ON SUNDAY, MARCH 7, a full house at the American Film Institute saw the famous silent film, "The Passion of Joan of Arc," and heard its recently rediscovered original score performed by the Colonial Singers and Players. The score and four string parts had been on the shelves of the Library of Congress since they had been deposited for copyright in June 1929. The music was by Leo Pouget and Victor Alix.
When I first saw the score on those shelves, I had not yet heard of filmmaker Carl Dreyer nor of "The Passion of Joan of Arc," nor was I even a film buff. And so I did not know that I was looking at the score for one of the most powerful silent films ever made.
I was preparing silent film scores for preservation and microfilming when I happened upon "The Passion of Joan of Arc." The melodic lines were lovely. The harmony and counterpoint were sophisticated, evocative of the 15th century but clearly in the style of early 20th-century dramatic music. The first and last pages were for chorus as well as orchestra--an unusual feature. I decided on the spot that I wanted to perform it.
Scattered throughout, over various chords, were notations in French: "Go prepare the torture," "She faints," "The first flames," "At the raising of the bridge," etc. In addition, at the beginning of 12 of the 13 sections there were timings. As I began to ready the score for performance, I looked at all these cues and clues and thought synchronizing would be simple.
Sure! We timed a copy of the film and made a list of all the titles that appeared on the screen. Six weeks later I spent my vacation by a resort pool in Arizona with pages of music draped over my legs, matching titles from the film with those in the score. That's when I realized that eight minutes of music were missing. Our score had been composed for a censored version of the film. For example, I had nothing for an entire four-minute scene that shows priests using the consecrated host to bribe Joan into admitting heresy.
In an effort to find out what had happened, I looked into the film's history. "The Passion of Joan of Arc" is the story of Joan of Arc's trial in 1431 and is based on the original transcripts. (Many of the film's titles are direct quotes). Before and during the trial, Joan of Arc claimed that her military successes against the English had been divinely inspired and that God's word, communicated directly to her through two saints and an archangel, took precedence over anything communicated by the authorities of the holy Catholic Church. She was found guilty of heresy. To save herself from death by burning, she first confessed to the charge, but then withdrew her confession and was burned at the stake. She was 19 years old.
The film premiered in Dreyer's native Denmark in mid-1928. In France, the archbishop of Paris insisted that a substantial number of minutes be cut; the significantly shortened version premiered in Paris in October 1928. In June 1929, a much restored version was presented in Paris.
"The Passion of Joan of Arc" was as startling on an intimate level as "Napoleon" had been on the epic level.

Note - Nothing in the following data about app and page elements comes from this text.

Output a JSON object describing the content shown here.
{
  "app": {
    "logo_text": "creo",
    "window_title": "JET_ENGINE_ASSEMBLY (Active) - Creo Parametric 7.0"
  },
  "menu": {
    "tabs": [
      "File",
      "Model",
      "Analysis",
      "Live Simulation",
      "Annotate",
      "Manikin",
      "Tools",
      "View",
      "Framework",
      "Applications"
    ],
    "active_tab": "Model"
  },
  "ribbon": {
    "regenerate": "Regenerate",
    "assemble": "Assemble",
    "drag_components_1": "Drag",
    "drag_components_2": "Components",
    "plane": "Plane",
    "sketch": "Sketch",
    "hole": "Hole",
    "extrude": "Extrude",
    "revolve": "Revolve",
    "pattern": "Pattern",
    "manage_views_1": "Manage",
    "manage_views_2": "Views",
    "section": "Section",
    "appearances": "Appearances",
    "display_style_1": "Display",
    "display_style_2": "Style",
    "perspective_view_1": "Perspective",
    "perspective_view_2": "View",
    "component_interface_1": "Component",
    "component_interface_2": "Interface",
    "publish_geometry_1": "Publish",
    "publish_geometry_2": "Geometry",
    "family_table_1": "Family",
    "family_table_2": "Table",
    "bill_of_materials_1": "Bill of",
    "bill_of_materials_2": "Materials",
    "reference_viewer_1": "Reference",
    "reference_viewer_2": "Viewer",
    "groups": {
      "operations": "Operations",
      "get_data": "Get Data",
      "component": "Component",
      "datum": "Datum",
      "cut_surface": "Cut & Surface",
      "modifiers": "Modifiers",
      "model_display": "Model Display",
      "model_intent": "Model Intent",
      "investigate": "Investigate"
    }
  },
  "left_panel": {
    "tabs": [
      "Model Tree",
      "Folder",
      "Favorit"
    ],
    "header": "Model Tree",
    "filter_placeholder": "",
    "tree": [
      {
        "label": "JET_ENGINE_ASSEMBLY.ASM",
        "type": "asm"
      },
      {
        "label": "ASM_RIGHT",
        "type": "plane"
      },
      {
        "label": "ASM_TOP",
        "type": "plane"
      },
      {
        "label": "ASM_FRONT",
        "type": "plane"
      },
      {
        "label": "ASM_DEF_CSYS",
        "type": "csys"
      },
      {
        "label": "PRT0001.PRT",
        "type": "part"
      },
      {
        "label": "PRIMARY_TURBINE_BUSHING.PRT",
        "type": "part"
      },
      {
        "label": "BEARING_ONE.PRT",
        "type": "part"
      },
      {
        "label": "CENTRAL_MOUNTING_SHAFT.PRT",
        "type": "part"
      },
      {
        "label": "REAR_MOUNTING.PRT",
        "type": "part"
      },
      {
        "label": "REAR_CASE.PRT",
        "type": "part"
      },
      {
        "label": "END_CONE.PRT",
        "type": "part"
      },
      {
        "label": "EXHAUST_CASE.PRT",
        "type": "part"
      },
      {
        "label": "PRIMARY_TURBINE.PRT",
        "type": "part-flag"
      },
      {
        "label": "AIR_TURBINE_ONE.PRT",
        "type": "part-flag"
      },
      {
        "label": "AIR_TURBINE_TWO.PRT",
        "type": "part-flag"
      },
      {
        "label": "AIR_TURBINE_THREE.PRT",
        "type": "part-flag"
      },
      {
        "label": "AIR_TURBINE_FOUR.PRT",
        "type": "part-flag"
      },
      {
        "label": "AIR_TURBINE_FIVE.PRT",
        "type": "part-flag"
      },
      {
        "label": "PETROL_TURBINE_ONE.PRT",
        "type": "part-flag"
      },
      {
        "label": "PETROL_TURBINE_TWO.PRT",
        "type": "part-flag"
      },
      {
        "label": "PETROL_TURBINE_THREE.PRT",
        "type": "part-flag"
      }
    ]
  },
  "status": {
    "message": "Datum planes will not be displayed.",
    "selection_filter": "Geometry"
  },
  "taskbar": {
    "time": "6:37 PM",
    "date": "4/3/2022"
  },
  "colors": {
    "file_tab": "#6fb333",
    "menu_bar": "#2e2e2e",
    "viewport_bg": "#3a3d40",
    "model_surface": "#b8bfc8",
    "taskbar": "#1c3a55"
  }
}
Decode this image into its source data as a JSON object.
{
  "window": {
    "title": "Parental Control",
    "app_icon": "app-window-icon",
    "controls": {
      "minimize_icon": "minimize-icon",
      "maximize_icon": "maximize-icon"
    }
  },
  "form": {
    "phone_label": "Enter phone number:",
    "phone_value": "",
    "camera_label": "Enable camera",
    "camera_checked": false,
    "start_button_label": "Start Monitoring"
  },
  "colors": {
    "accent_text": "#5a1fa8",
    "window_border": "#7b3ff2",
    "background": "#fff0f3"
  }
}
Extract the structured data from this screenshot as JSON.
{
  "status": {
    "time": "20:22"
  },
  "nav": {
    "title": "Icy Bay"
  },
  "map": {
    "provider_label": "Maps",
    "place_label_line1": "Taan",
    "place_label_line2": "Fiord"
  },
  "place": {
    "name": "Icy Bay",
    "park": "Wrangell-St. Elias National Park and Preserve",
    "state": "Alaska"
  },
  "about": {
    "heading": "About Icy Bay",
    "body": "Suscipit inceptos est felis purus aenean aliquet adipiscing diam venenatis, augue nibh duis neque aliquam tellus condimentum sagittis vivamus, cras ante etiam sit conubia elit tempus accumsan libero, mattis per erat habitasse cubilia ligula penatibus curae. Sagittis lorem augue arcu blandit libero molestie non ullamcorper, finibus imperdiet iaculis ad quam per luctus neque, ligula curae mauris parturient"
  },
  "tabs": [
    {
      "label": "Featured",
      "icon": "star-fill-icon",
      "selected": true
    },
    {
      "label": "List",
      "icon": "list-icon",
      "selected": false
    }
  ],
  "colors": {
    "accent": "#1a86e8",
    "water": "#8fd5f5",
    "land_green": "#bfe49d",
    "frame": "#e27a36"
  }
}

Both films used dramatic new techniques, but "Joan of Arc" was dominated by close-ups. It showed the saint's suffering and martyrdom at close range and almost instantly made film history.
No one knows at what speed these original editions of the film were run, nor who restored the censored scenes in the copy most commonly seen today--that at the Museum of Modern Art. We do not know anything about the composers (except that both are dead), nor do we even know whether Dreyer worked with them. Thus, my research helped very little with the problems of synchronizing film and music.
So I counted every beat in the 80-page score and marked down all the printed tempo and metronome markings. I quickly discovered that the durations given at the beginning of each section did not accurately reflect the number of minutes in each scene. The printed tempos were not reliable, and there were a number of instances where the printed titles were in the wrong place (or the scenes in the 1929 version had had more or fewer frames than those in the print we were working with). Finally, the last 30 pages of the score had practically no printed cues or titles--20 minutes of film music without landmarks. All these discoveries were distressing to a conductor with a performance coming up (although fascinating to me as a scholar).
In the end, I had to watch this wrenching film 60 times--over and over again, beating time to the air, writing visual cues and titles into the score, working and reworking it, until it came out the same way more than twice in a row. I repeated eight minutes of music to cover the missing sections, and I discovered what conductors in the '20s probably knew by heart--hold marks over certain notes were a shorthand signal that something dramatically significant was to occur at those spots. The choral music at the end of the score, for example, starts after four such hold marks. They coincide with four of the most deeply moving titles in the whole film: "And the great victory?" "My martyrdom." "And your deliverance?" "My death." The conductor hits the held notes at exactly the moment those titles appear on the screen. In this way the music punctuates each statement.
The peformance at the AFI was deeply moving, but four strings, piano, organ and five vocalists can only suggest the power and color that a full orchestra and chorus would achieve. I have a fantasy now: We will perform the score in its full orchestral version with as beautiful a copy of the film as we had at the AFI. "The End" will flash on the screen. The final notes will die away, and, instead of applause, there will be 60 seconds of utter silence.